Won't there be losers with stricter pollution standards?
Only as much as the auto industry or any industry has to make changes to adapt to the behavior of customers. You have to react quickly. Even if we don't do anything about it, the Japanese will, the Chinese will, the Germans will. Detroit is struggling with it, yes, because they are behind.
Cement factories said there is no way to produce cement without polluting the way we do now. We found that there are many European companies producing cement that release only half the greenhouse gas, so there is the technology there. They are already using it in Texas. When we passed our $20 billion infrastructure bonds, we said, Let's not build any of those roads without that technology. We let the cement companies know this: Adopt that technology, and we'll sign contracts with you. We don't want you to suffer; we want you to make money. I'm a businessperson who sympathizes with both the economy and the environment. So we say by 2012, we start making changes. We're giving an immense amount of time.
What should be the balance between government-driven vs. market-based solutions?
Market-based solutions alone won't work. It is up to us [in government] to say, Here are the laws: You have to inspect the milk so it's clean. You have to inspect the meat. If you screw up with the spinach, we have to take action to make sure people don't get sick. I never think of industry as being villains. I'm not for you getting taxed, if you're an oil company, just to punish you. But we [the government] have to guide you and say, This is the new direction we are going to go.
Do you see alarmism in the discussion of global warming?
Let's assume for a second that global warming is 10 percent less of a problem. No matter what percentage you take off, we are in big trouble. That's the reality. We've seen the photographs of glaciers melting. We know that is a phenomenon that is happening. We know that the water is rising. We know that we are polluting the world. All of this is reality.
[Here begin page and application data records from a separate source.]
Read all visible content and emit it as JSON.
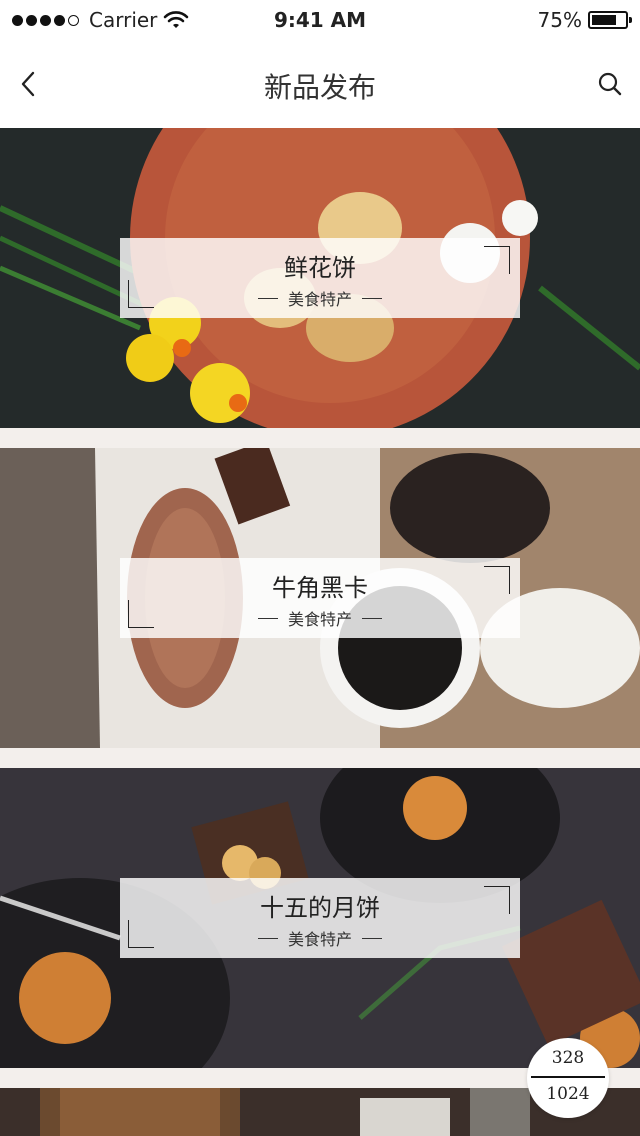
{
  "status_bar": {
    "carrier": "Carrier",
    "time": "9:41 AM",
    "battery": "75%",
    "battery_level": 0.75
  },
  "nav": {
    "title": "新品发布",
    "back_icon": "chevron-left-icon",
    "search_icon": "search-icon"
  },
  "cards": [
    {
      "title": "鲜花饼",
      "subtitle": "美食特产"
    },
    {
      "title": "牛角黑卡",
      "subtitle": "美食特产"
    },
    {
      "title": "十五的月饼",
      "subtitle": "美食特产"
    }
  ],
  "pagination": {
    "current": "328",
    "total": "1024"
  }
}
I'm not an environmental fanatic. That's why our program [in California] works, because people know that I have not come from that background. As governor, you talk to scientists at universities. These are not wacky people, but they will tell you straight. Then you see the reports of 3,000 scientists, then you read reports of the UN. There is no conspiracy, this is real stuff.
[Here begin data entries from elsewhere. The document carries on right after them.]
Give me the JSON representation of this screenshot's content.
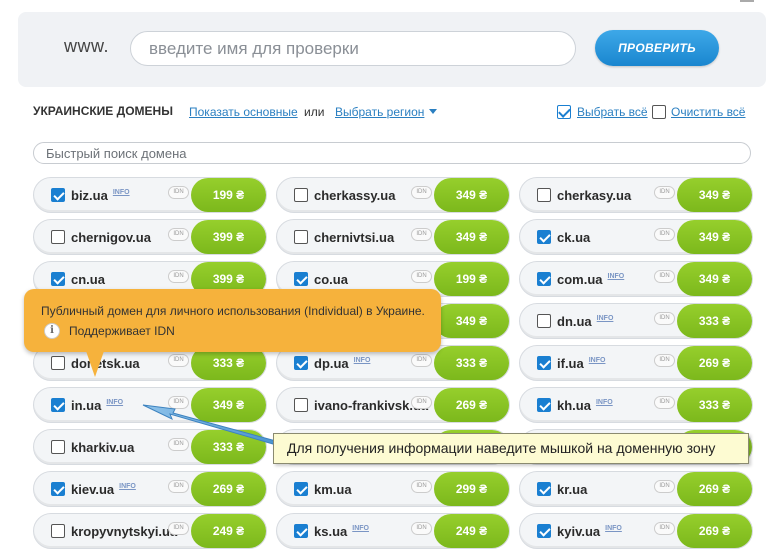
{
  "search": {
    "prefix": "www.",
    "placeholder": "введите имя для проверки",
    "button_label": "ПРОВЕРИТЬ"
  },
  "header": {
    "title": "УКРАИНСКИЕ ДОМЕНЫ",
    "show_main": "Показать основные",
    "or": "или",
    "choose_region": "Выбрать регион",
    "select_all": "Выбрать всё",
    "clear_all": "Очистить всё"
  },
  "quick_search": {
    "placeholder": "Быстрый поиск домена"
  },
  "domains": [
    {
      "name": "biz.ua",
      "checked": true,
      "info": true,
      "idn": true,
      "price": "199 ₴"
    },
    {
      "name": "cherkassy.ua",
      "checked": false,
      "info": false,
      "idn": true,
      "price": "349 ₴"
    },
    {
      "name": "cherkasy.ua",
      "checked": false,
      "info": false,
      "idn": true,
      "price": "349 ₴"
    },
    {
      "name": "chernigov.ua",
      "checked": false,
      "info": false,
      "idn": true,
      "price": "399 ₴"
    },
    {
      "name": "chernivtsi.ua",
      "checked": false,
      "info": false,
      "idn": true,
      "price": "349 ₴"
    },
    {
      "name": "ck.ua",
      "checked": true,
      "info": false,
      "idn": true,
      "price": "349 ₴"
    },
    {
      "name": "cn.ua",
      "checked": true,
      "info": false,
      "idn": true,
      "price": "399 ₴"
    },
    {
      "name": "co.ua",
      "checked": true,
      "info": false,
      "idn": true,
      "price": "199 ₴"
    },
    {
      "name": "com.ua",
      "checked": true,
      "info": true,
      "idn": true,
      "price": "349 ₴"
    },
    {
      "name": "",
      "checked": false,
      "info": false,
      "idn": false,
      "price": ""
    },
    {
      "name": "",
      "checked": false,
      "info": false,
      "idn": false,
      "price": "349 ₴"
    },
    {
      "name": "dn.ua",
      "checked": false,
      "info": true,
      "idn": true,
      "price": "333 ₴"
    },
    {
      "name": "donetsk.ua",
      "checked": false,
      "info": false,
      "idn": true,
      "price": "333 ₴"
    },
    {
      "name": "dp.ua",
      "checked": true,
      "info": true,
      "idn": true,
      "price": "333 ₴"
    },
    {
      "name": "if.ua",
      "checked": true,
      "info": true,
      "idn": true,
      "price": "269 ₴"
    },
    {
      "name": "in.ua",
      "checked": true,
      "info": true,
      "idn": true,
      "price": "349 ₴"
    },
    {
      "name": "ivano-frankivsk.ua",
      "checked": false,
      "info": false,
      "idn": true,
      "price": "269 ₴"
    },
    {
      "name": "kh.ua",
      "checked": true,
      "info": true,
      "idn": true,
      "price": "333 ₴"
    },
    {
      "name": "kharkiv.ua",
      "checked": false,
      "info": false,
      "idn": true,
      "price": "333 ₴"
    },
    {
      "name": "",
      "checked": false,
      "info": false,
      "idn": false,
      "price": ""
    },
    {
      "name": "",
      "checked": false,
      "info": false,
      "idn": false,
      "price": ""
    },
    {
      "name": "kiev.ua",
      "checked": true,
      "info": true,
      "idn": true,
      "price": "269 ₴"
    },
    {
      "name": "km.ua",
      "checked": true,
      "info": false,
      "idn": true,
      "price": "299 ₴"
    },
    {
      "name": "kr.ua",
      "checked": true,
      "info": false,
      "idn": true,
      "price": "269 ₴"
    },
    {
      "name": "kropyvnytskyi.ua",
      "checked": false,
      "info": false,
      "idn": true,
      "price": "249 ₴"
    },
    {
      "name": "ks.ua",
      "checked": true,
      "info": true,
      "idn": true,
      "price": "249 ₴"
    },
    {
      "name": "kyiv.ua",
      "checked": true,
      "info": true,
      "idn": true,
      "price": "269 ₴"
    }
  ],
  "labels": {
    "info": "INFO",
    "idn": "IDN"
  },
  "tooltip": {
    "line1": "Публичный домен для личного использования (Individual) в Украине.",
    "line2": "Поддерживает IDN",
    "icon": "i"
  },
  "hint": {
    "text": "Для получения информации наведите мышкой на доменную зону"
  },
  "colors": {
    "accent_blue": "#1a86cf",
    "price_green": "#8cc425",
    "tooltip_orange": "#f6b23c",
    "hint_bg": "#fdfbd2"
  }
}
I'm an optimist. I don't look at this as if the world is coming to an end. I see it as a great opportunity to clean up our mess. We're grownups, we aren't children, and we can do it. That's why we like to be out front in California. That's power.
Prominent Republicans are trying to change the GOP's image
Theodore Roosevelt set aside national parklands, and Richard Nixon created the EPA, but the Republican Party has not recently been associated with assertive environmental policy.
That could change. Former governor George Pataki made New York part of a regional compact of seven Northeastern states to reduce greenhouse-gas emissions. Newly installed Florida Governor Charlie Crist has put renewable-energy production atop his agenda. And South Carolina Governor Mark Sanford calls himself a "conservative conservationist."
Sanford concluded that humans were contributing to global warming after visiting scientists in Antarctica and later watching pine trees on his family's coastal farm die from rising salt water. Sanford is more skeptical than Schwarzenegger, though, about the role of regulation, saying, "I'm a government-as-last-resort kind of guy."
Inside the Beltway, Indiana Senator Richard Lugar is pushing alternative-fuel legislation, and two powerful former farm-state Senators - Republican Bob Dole and Democrat Tom Daschle - are lobbying Congress to make ethanol and other alternative fuels part of the 2007 farm bill, although this surely has as much to do with agricultural politics as clean energy. And Arizona Senator John McCain has long supported measures to reduce global warming.
From the April 2, 2007 issue